Here's a counterexample. Take $\mathcal E$ to be the topos of sets and functions of some countable model of ZFC (or a suitable weaker set theory, if you're worried that ZFC might be inconsistent). This is a well-pointed topos. The natural-number object $N$ in $\mathcal E$ has a countable infinity of global elements. So the number of functions (in the real world, not in the countable model) from global elements of $N$ to global elements of $N$ is the cardinal of the continuum. Only countably many of these correspond to morphisms in $\mathcal E$ from $N$ to $N$, because these morphisms are elements of your countable model.

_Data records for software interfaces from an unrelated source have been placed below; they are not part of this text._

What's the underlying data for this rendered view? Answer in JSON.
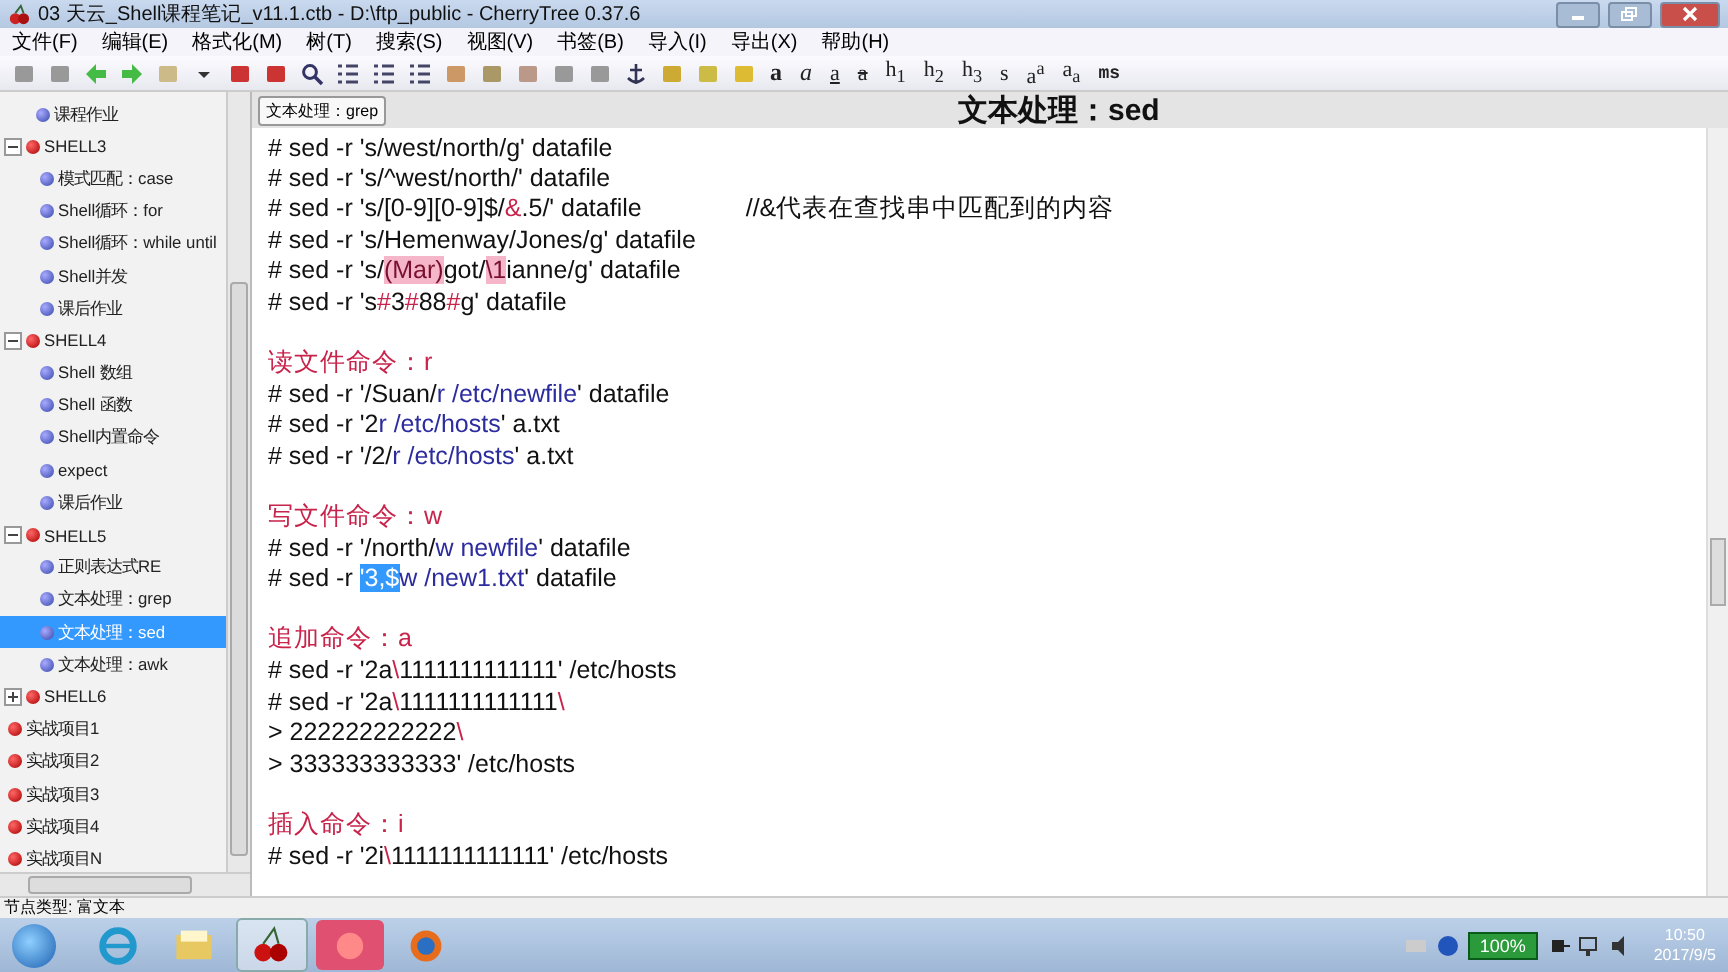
{
  "window": {
    "title": "03 天云_Shell课程笔记_v11.1.ctb - D:\\ftp_public - CherryTree 0.37.6"
  },
  "menu": [
    "文件(F)",
    "编辑(E)",
    "格式化(M)",
    "树(T)",
    "搜索(S)",
    "视图(V)",
    "书签(B)",
    "导入(I)",
    "导出(X)",
    "帮助(H)"
  ],
  "format_buttons": [
    {
      "label": "a",
      "kind": "bold"
    },
    {
      "label": "a",
      "kind": "italic"
    },
    {
      "label": "a",
      "kind": "underline"
    },
    {
      "label": "a",
      "kind": "strike"
    },
    {
      "label": "h$_{1}$",
      "kind": "plain"
    },
    {
      "label": "h$_{2}$",
      "kind": "plain"
    },
    {
      "label": "h$_{3}$",
      "kind": "plain"
    },
    {
      "label": "s",
      "kind": "small"
    },
    {
      "label": "a$^{a}$",
      "kind": "plain"
    },
    {
      "label": "a$_{a}$",
      "kind": "plain"
    },
    {
      "label": "ms",
      "kind": "mono"
    }
  ],
  "tree": [
    {
      "label": "课程作业",
      "kind": "page",
      "selected": false
    },
    {
      "label": "SHELL3",
      "kind": "node",
      "expanded": true,
      "selected": false,
      "children": [
        {
          "label": "模式匹配：case",
          "kind": "page",
          "selected": false
        },
        {
          "label": "Shell循环：for",
          "kind": "page",
          "selected": false
        },
        {
          "label": "Shell循环：while until",
          "kind": "page",
          "selected": false
        },
        {
          "label": "Shell并发",
          "kind": "page",
          "selected": false
        },
        {
          "label": "课后作业",
          "kind": "page",
          "selected": false
        }
      ]
    },
    {
      "label": "SHELL4",
      "kind": "node",
      "expanded": true,
      "selected": false,
      "children": [
        {
          "label": "Shell 数组",
          "kind": "page",
          "selected": false
        },
        {
          "label": "Shell 函数",
          "kind": "page",
          "selected": false
        },
        {
          "label": "Shell内置命令",
          "kind": "page",
          "selected": false
        },
        {
          "label": "expect",
          "kind": "page",
          "selected": false
        },
        {
          "label": "课后作业",
          "kind": "page",
          "selected": false
        }
      ]
    },
    {
      "label": "SHELL5",
      "kind": "node",
      "expanded": true,
      "selected": false,
      "children": [
        {
          "label": "正则表达式RE",
          "kind": "page",
          "selected": false
        },
        {
          "label": "文本处理：grep",
          "kind": "page",
          "selected": false
        },
        {
          "label": "文本处理：sed",
          "kind": "page",
          "selected": true
        },
        {
          "label": "文本处理：awk",
          "kind": "page",
          "selected": false
        }
      ]
    },
    {
      "label": "SHELL6",
      "kind": "node",
      "expanded": false,
      "selected": false
    },
    {
      "label": "实战项目1",
      "kind": "node",
      "selected": false
    },
    {
      "label": "实战项目2",
      "kind": "node",
      "selected": false
    },
    {
      "label": "实战项目3",
      "kind": "node",
      "selected": false
    },
    {
      "label": "实战项目4",
      "kind": "node",
      "selected": false
    },
    {
      "label": "实战项目N",
      "kind": "node",
      "selected": false
    }
  ],
  "tooltip": "文本处理：grep",
  "page_title": "文本处理：sed",
  "lines": [
    {
      "kind": "code",
      "segments": [
        {
          "text": "# sed -r 's/west/north/g' datafile",
          "kind": "plain"
        }
      ]
    },
    {
      "kind": "code",
      "segments": [
        {
          "text": "# sed -r 's/^west/north/' datafile",
          "kind": "plain"
        }
      ]
    },
    {
      "kind": "code",
      "segments": [
        {
          "text": "# sed -r 's/[0-9][0-9]$/",
          "kind": "plain"
        },
        {
          "text": "&",
          "kind": "red"
        },
        {
          "text": ".5/' datafile",
          "kind": "plain"
        }
      ],
      "comment": "//&代表在查找串中匹配到的内容"
    },
    {
      "kind": "code",
      "segments": [
        {
          "text": "# sed -r 's/Hemenway/Jones/g' datafile",
          "kind": "plain"
        }
      ]
    },
    {
      "kind": "code",
      "segments": [
        {
          "text": "# sed -r 's/",
          "kind": "plain"
        },
        {
          "text": "(Mar)",
          "kind": "mark"
        },
        {
          "text": "got/",
          "kind": "plain"
        },
        {
          "text": "\\1",
          "kind": "mark"
        },
        {
          "text": "ianne/g' datafile",
          "kind": "plain"
        }
      ]
    },
    {
      "kind": "code",
      "segments": [
        {
          "text": "# sed -r 's",
          "kind": "plain"
        },
        {
          "text": "#",
          "kind": "red"
        },
        {
          "text": "3",
          "kind": "plain"
        },
        {
          "text": "#",
          "kind": "red"
        },
        {
          "text": "88",
          "kind": "plain"
        },
        {
          "text": "#",
          "kind": "red"
        },
        {
          "text": "g' datafile",
          "kind": "plain"
        }
      ]
    },
    {
      "kind": "blank"
    },
    {
      "kind": "heading",
      "segments": [
        {
          "text": "读文件命令：r",
          "kind": "plain"
        }
      ]
    },
    {
      "kind": "code",
      "segments": [
        {
          "text": "# sed -r '/Suan/",
          "kind": "plain"
        },
        {
          "text": "r /etc/newfile",
          "kind": "blue"
        },
        {
          "text": "' datafile",
          "kind": "plain"
        }
      ]
    },
    {
      "kind": "code",
      "segments": [
        {
          "text": "# sed -r '2",
          "kind": "plain"
        },
        {
          "text": "r /etc/hosts",
          "kind": "blue"
        },
        {
          "text": "' a.txt",
          "kind": "plain"
        }
      ]
    },
    {
      "kind": "code",
      "segments": [
        {
          "text": "# sed -r '/2/",
          "kind": "plain"
        },
        {
          "text": "r /etc/hosts",
          "kind": "blue"
        },
        {
          "text": "' a.txt",
          "kind": "plain"
        }
      ]
    },
    {
      "kind": "blank"
    },
    {
      "kind": "heading",
      "segments": [
        {
          "text": "写文件命令：w",
          "kind": "plain"
        }
      ]
    },
    {
      "kind": "code",
      "segments": [
        {
          "text": "# sed -r '/north/",
          "kind": "plain"
        },
        {
          "text": "w newfile",
          "kind": "blue"
        },
        {
          "text": "' datafile",
          "kind": "plain"
        }
      ]
    },
    {
      "kind": "code",
      "segments": [
        {
          "text": "# sed -r ",
          "kind": "plain"
        },
        {
          "text": "'3,$",
          "kind": "sel"
        },
        {
          "text": "w /new1.txt",
          "kind": "blue"
        },
        {
          "text": "' datafile",
          "kind": "plain"
        }
      ]
    },
    {
      "kind": "blank"
    },
    {
      "kind": "heading",
      "segments": [
        {
          "text": "追加命令：a",
          "kind": "plain"
        }
      ]
    },
    {
      "kind": "code",
      "segments": [
        {
          "text": "# sed -r '2a",
          "kind": "plain"
        },
        {
          "text": "\\",
          "kind": "red"
        },
        {
          "text": "1111111111111' /etc/hosts",
          "kind": "plain"
        }
      ]
    },
    {
      "kind": "code",
      "segments": [
        {
          "text": "# sed -r '2a",
          "kind": "plain"
        },
        {
          "text": "\\",
          "kind": "red"
        },
        {
          "text": "1111111111111",
          "kind": "plain"
        },
        {
          "text": "\\",
          "kind": "red"
        }
      ]
    },
    {
      "kind": "code",
      "segments": [
        {
          "text": "> 222222222222",
          "kind": "plain"
        },
        {
          "text": "\\",
          "kind": "red"
        }
      ]
    },
    {
      "kind": "code",
      "segments": [
        {
          "text": "> 333333333333' /etc/hosts",
          "kind": "plain"
        }
      ]
    },
    {
      "kind": "blank"
    },
    {
      "kind": "heading",
      "segments": [
        {
          "text": "插入命令：i",
          "kind": "plain"
        }
      ]
    },
    {
      "kind": "code",
      "segments": [
        {
          "text": "# sed -r '2i",
          "kind": "plain"
        },
        {
          "text": "\\",
          "kind": "red"
        },
        {
          "text": "1111111111111' /etc/hosts",
          "kind": "plain"
        }
      ]
    }
  ],
  "status_bar": "节点类型: 富文本",
  "taskbar": {
    "battery": "100%",
    "time": "10:50",
    "date": "2017/9/5"
  }
}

In proving that the so-defined sets satisfy extensionality, the authors suppose that every point (i.e. node covered by the root) of a tree $T_1$ is isomorphic to some point of $T_2$, and then state that this gives a morphism from the subobject of points of $T_1$ to that of $T_2$. Do you know if the proof is wrong, or can the relevant morphisms be shown to exist in this case? If it's wrong, can it be fixed? – Phil Wild Oct 14 2010 at 23:01